Copy all lines in the material holding the string "this".
- Opening Delimiter -
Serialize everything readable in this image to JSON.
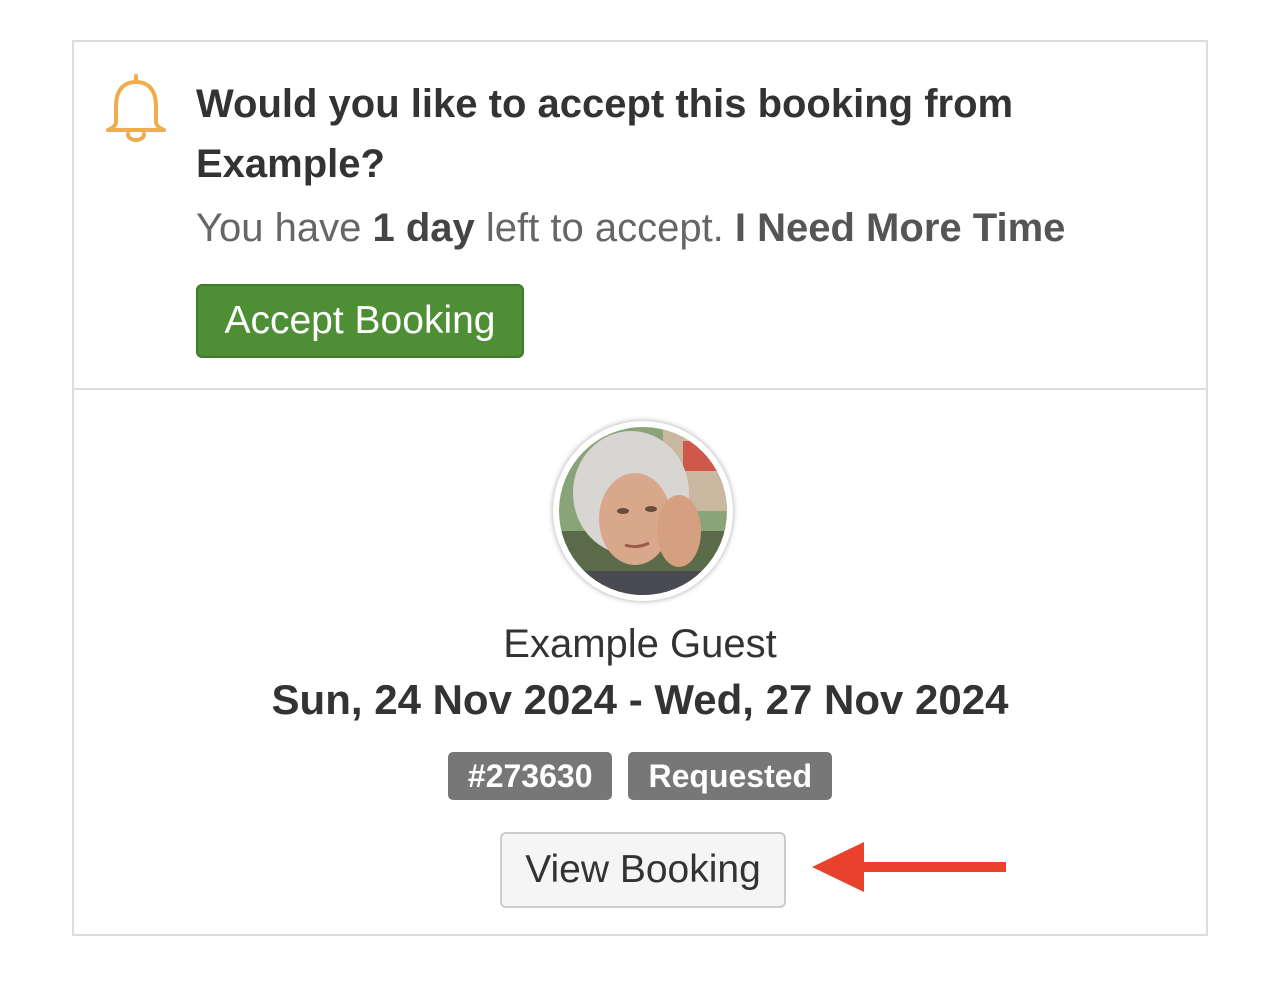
{
  "notice": {
    "icon": "bell-icon",
    "icon_color": "#f0ad4e",
    "question": "Would you like to accept this booking from Example?",
    "deadline_prefix": "You have ",
    "deadline_amount": "1 day",
    "deadline_suffix": " left to accept. ",
    "more_time_link": "I Need More Time",
    "accept_button": "Accept Booking",
    "accept_color": "#4e8f35"
  },
  "guest": {
    "avatar": "guest-avatar",
    "name": "Example Guest",
    "dates": "Sun, 24 Nov 2024 - Wed, 27 Nov 2024",
    "booking_id": "#273630",
    "status": "Requested",
    "view_button": "View Booking"
  },
  "annotation": {
    "arrow_icon": "left-arrow-icon",
    "arrow_color": "#e8412c"
  }
}
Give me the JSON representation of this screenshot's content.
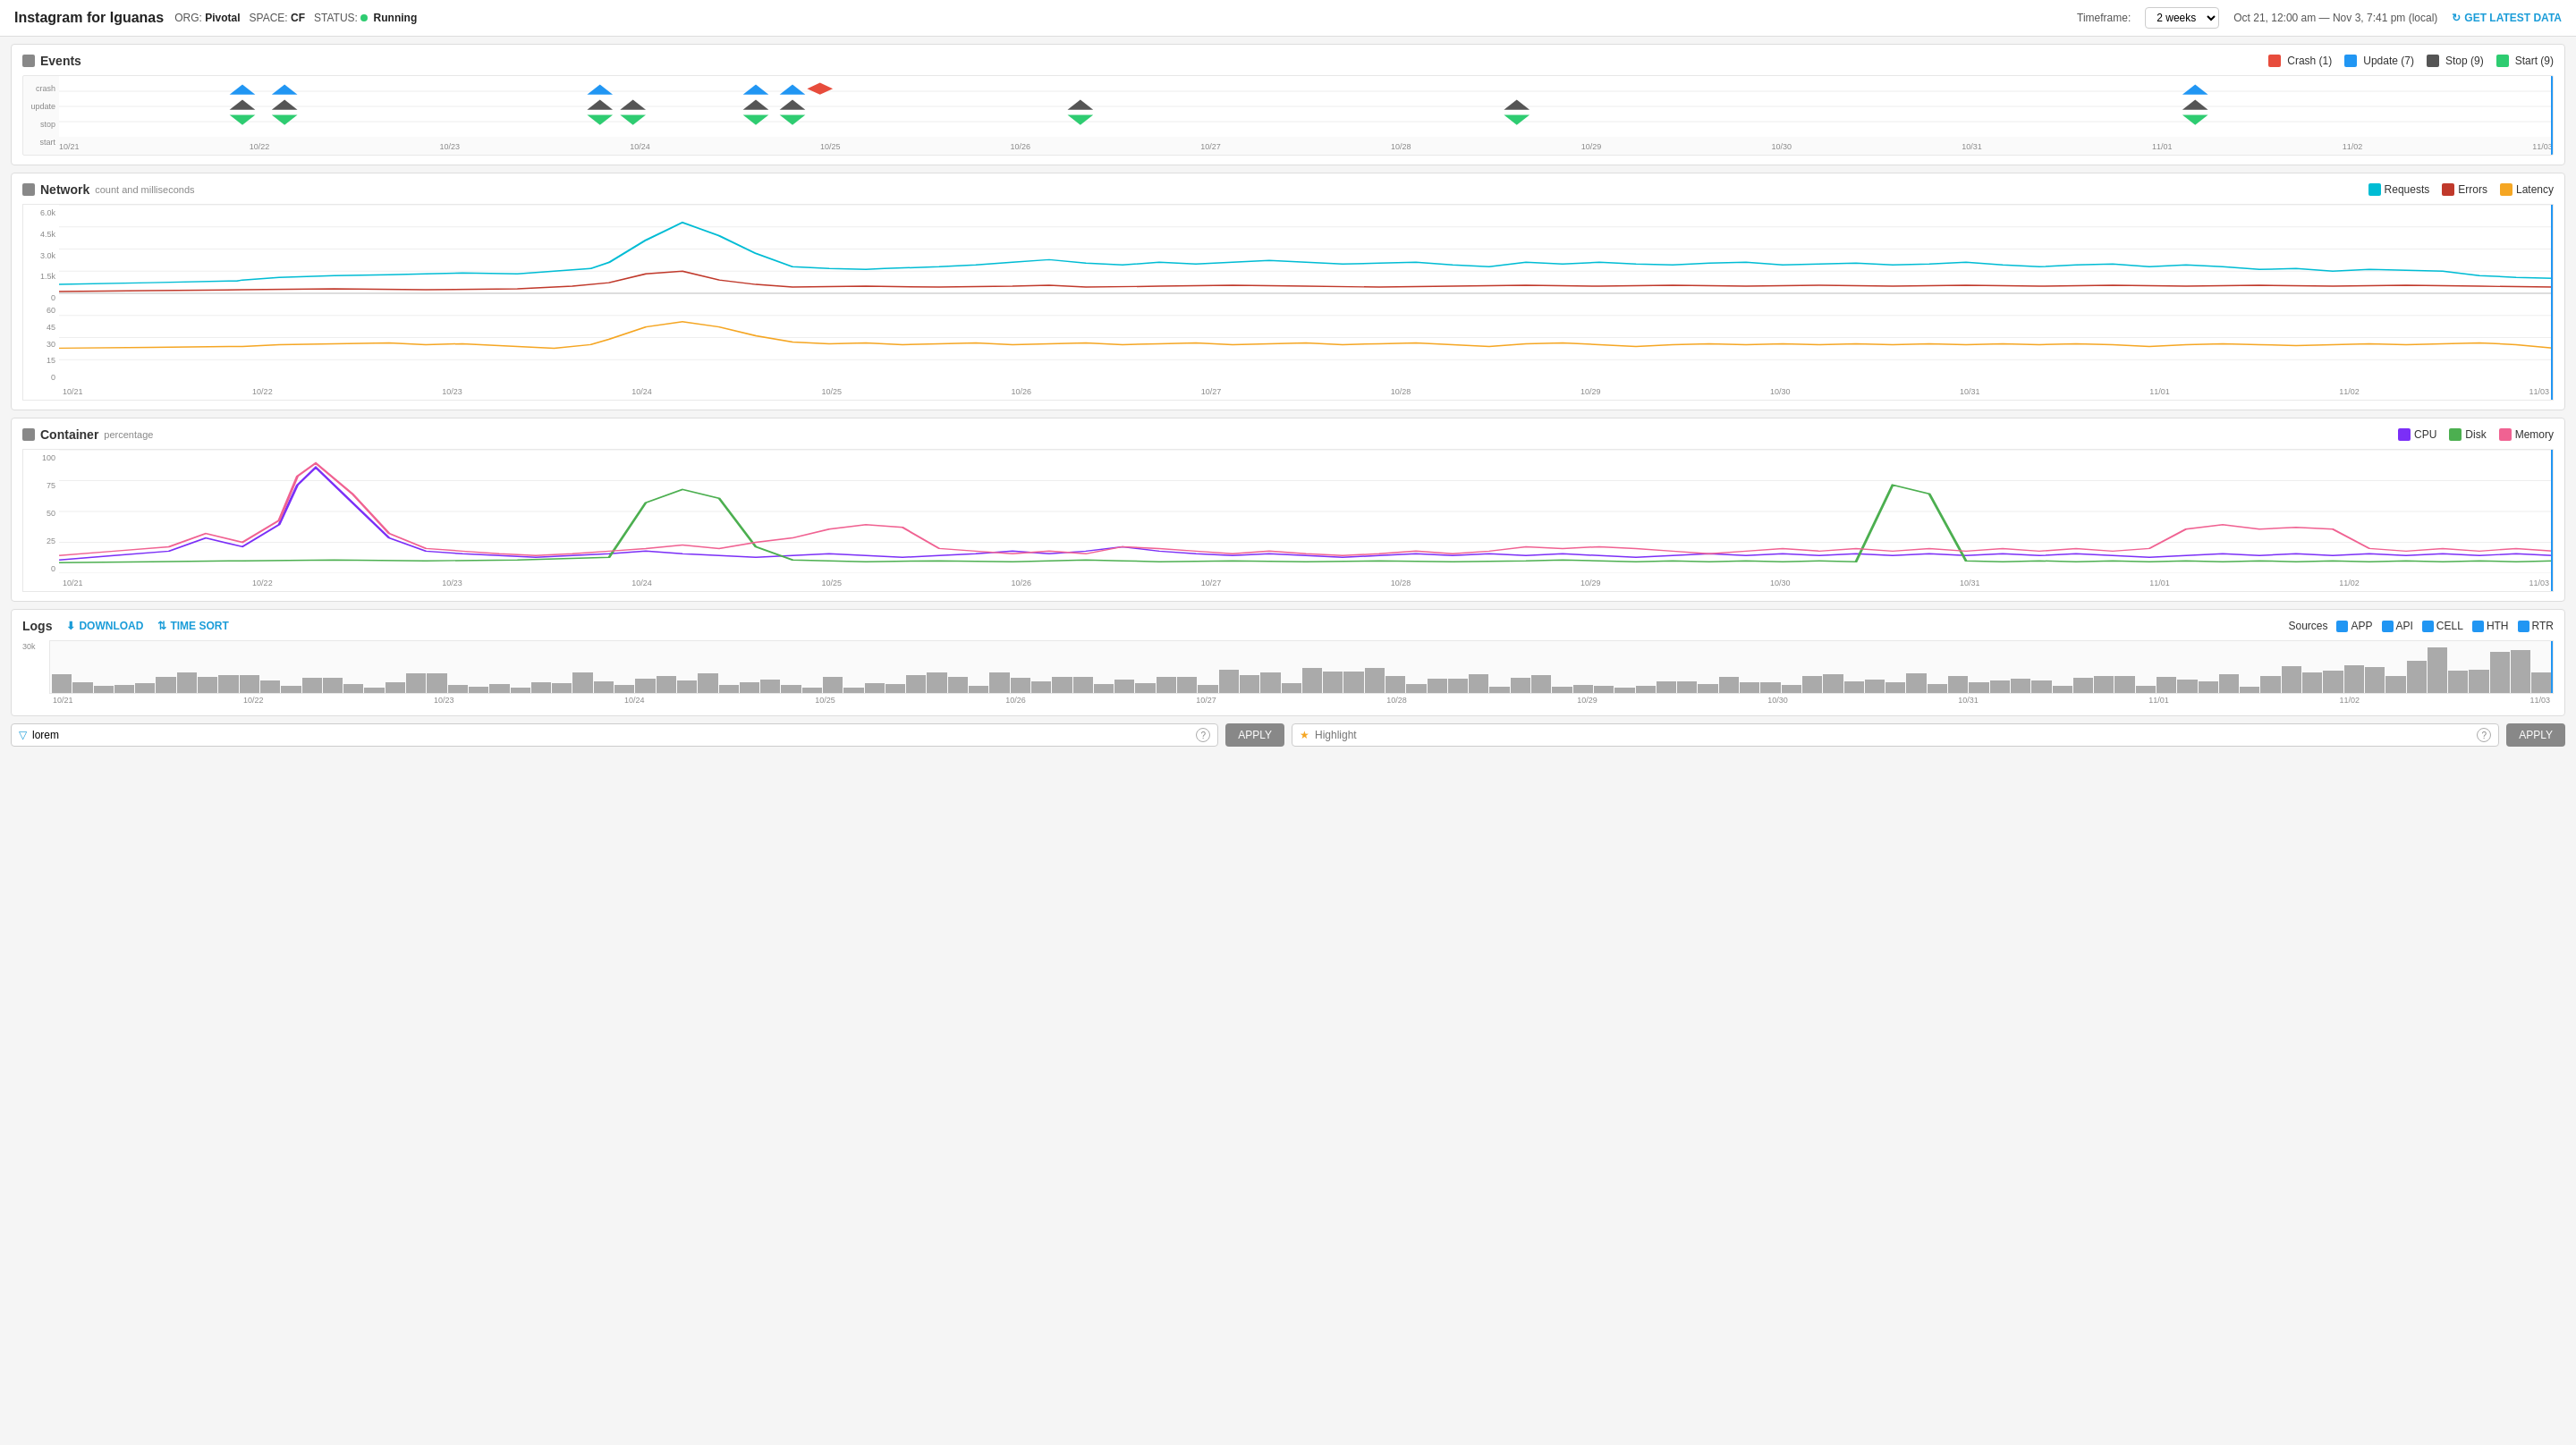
{
  "header": {
    "app_name": "Instagram for Iguanas",
    "org_label": "ORG:",
    "org_value": "Pivotal",
    "space_label": "SPACE:",
    "space_value": "CF",
    "status_label": "STATUS:",
    "status_value": "Running",
    "timeframe_label": "Timeframe:",
    "timeframe_value": "2 weeks",
    "date_range": "Oct 21, 12:00 am — Nov 3, 7:41 pm (local)",
    "get_latest": "GET LATEST DATA"
  },
  "events": {
    "title": "Events",
    "legend": [
      {
        "label": "Crash (1)",
        "color": "#e74c3c"
      },
      {
        "label": "Update (7)",
        "color": "#2196f3"
      },
      {
        "label": "Stop (9)",
        "color": "#555"
      },
      {
        "label": "Start (9)",
        "color": "#2ecc71"
      }
    ],
    "y_labels": [
      "crash",
      "update",
      "stop",
      "start"
    ],
    "x_labels": [
      "10/21",
      "10/22",
      "10/23",
      "10/24",
      "10/25",
      "10/26",
      "10/27",
      "10/28",
      "10/29",
      "10/30",
      "10/31",
      "11/01",
      "11/02",
      "11/03"
    ]
  },
  "network": {
    "title": "Network",
    "subtitle": "count and milliseconds",
    "legend": [
      {
        "label": "Requests",
        "color": "#00bcd4"
      },
      {
        "label": "Errors",
        "color": "#c0392b"
      },
      {
        "label": "Latency",
        "color": "#f5a623"
      }
    ],
    "y_labels_top": [
      "6.0k",
      "4.5k",
      "3.0k",
      "1.5k",
      "0"
    ],
    "y_labels_bottom": [
      "60",
      "45",
      "30",
      "15",
      "0"
    ],
    "x_labels": [
      "10/21",
      "10/22",
      "10/23",
      "10/24",
      "10/25",
      "10/26",
      "10/27",
      "10/28",
      "10/29",
      "10/30",
      "10/31",
      "11/01",
      "11/02",
      "11/03"
    ]
  },
  "container": {
    "title": "Container",
    "subtitle": "percentage",
    "legend": [
      {
        "label": "CPU",
        "color": "#7b2ff7"
      },
      {
        "label": "Disk",
        "color": "#4caf50"
      },
      {
        "label": "Memory",
        "color": "#f06292"
      }
    ],
    "y_labels": [
      "100",
      "75",
      "50",
      "25",
      "0"
    ],
    "x_labels": [
      "10/21",
      "10/22",
      "10/23",
      "10/24",
      "10/25",
      "10/26",
      "10/27",
      "10/28",
      "10/29",
      "10/30",
      "10/31",
      "11/01",
      "11/02",
      "11/03"
    ]
  },
  "logs": {
    "title": "Logs",
    "download_label": "DOWNLOAD",
    "time_sort_label": "TIME SORT",
    "sources_label": "Sources",
    "sources": [
      {
        "label": "APP",
        "color": "#2196f3"
      },
      {
        "label": "API",
        "color": "#2196f3"
      },
      {
        "label": "CELL",
        "color": "#2196f3"
      },
      {
        "label": "HTH",
        "color": "#2196f3"
      },
      {
        "label": "RTR",
        "color": "#2196f3"
      }
    ],
    "y_label": "30k",
    "x_labels": [
      "10/21",
      "10/22",
      "10/23",
      "10/24",
      "10/25",
      "10/26",
      "10/27",
      "10/28",
      "10/29",
      "10/30",
      "10/31",
      "11/01",
      "11/02",
      "11/03"
    ]
  },
  "filter": {
    "placeholder": "lorem",
    "help": "?",
    "apply_label": "APPLY",
    "highlight_placeholder": "Highlight",
    "highlight_apply": "APPLY"
  }
}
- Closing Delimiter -
#### TASK SOLUTION
Serialize everything readable in this image to JSON.
    "question": "Would you like to accept this booking from Example?",
Give me the JSON representation of this screenshot's content.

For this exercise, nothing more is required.